> _Exercise details_
Please count the lines below that contain the word "verweisende", and reply with that number alone.

=-=-=-=-=

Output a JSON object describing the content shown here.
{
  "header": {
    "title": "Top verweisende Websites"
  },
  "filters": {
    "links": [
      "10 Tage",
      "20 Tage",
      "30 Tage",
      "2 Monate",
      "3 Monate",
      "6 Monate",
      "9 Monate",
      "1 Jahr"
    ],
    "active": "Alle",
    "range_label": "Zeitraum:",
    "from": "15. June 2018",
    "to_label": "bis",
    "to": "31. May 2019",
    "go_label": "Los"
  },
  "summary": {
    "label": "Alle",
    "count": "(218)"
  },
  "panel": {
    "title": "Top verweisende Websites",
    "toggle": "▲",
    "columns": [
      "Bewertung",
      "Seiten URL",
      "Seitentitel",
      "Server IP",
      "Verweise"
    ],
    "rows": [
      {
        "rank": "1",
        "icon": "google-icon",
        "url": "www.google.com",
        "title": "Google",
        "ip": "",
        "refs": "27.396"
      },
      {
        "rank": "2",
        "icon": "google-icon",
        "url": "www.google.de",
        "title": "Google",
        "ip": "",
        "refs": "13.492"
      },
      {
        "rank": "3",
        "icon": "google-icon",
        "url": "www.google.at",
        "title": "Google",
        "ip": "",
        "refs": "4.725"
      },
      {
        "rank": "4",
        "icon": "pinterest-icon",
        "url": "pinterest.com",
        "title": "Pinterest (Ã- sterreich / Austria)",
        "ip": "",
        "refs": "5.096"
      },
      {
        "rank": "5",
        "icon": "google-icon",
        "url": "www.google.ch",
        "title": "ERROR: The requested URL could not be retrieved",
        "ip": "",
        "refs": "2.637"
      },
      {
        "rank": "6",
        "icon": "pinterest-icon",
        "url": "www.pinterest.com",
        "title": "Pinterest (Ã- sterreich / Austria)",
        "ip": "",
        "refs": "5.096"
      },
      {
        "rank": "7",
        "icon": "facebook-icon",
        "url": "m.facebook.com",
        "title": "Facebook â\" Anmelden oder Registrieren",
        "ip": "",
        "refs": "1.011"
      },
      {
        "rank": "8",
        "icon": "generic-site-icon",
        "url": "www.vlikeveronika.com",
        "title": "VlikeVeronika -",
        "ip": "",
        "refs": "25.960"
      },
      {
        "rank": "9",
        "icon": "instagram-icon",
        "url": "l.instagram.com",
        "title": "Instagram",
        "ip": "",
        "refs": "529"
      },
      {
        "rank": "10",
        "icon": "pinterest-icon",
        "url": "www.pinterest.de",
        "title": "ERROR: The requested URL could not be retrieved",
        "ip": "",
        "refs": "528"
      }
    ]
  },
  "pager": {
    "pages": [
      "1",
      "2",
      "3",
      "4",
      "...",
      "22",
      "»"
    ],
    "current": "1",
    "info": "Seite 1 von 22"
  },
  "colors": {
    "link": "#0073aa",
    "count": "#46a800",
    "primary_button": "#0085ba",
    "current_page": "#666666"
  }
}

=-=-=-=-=

> _Solution to this task_
2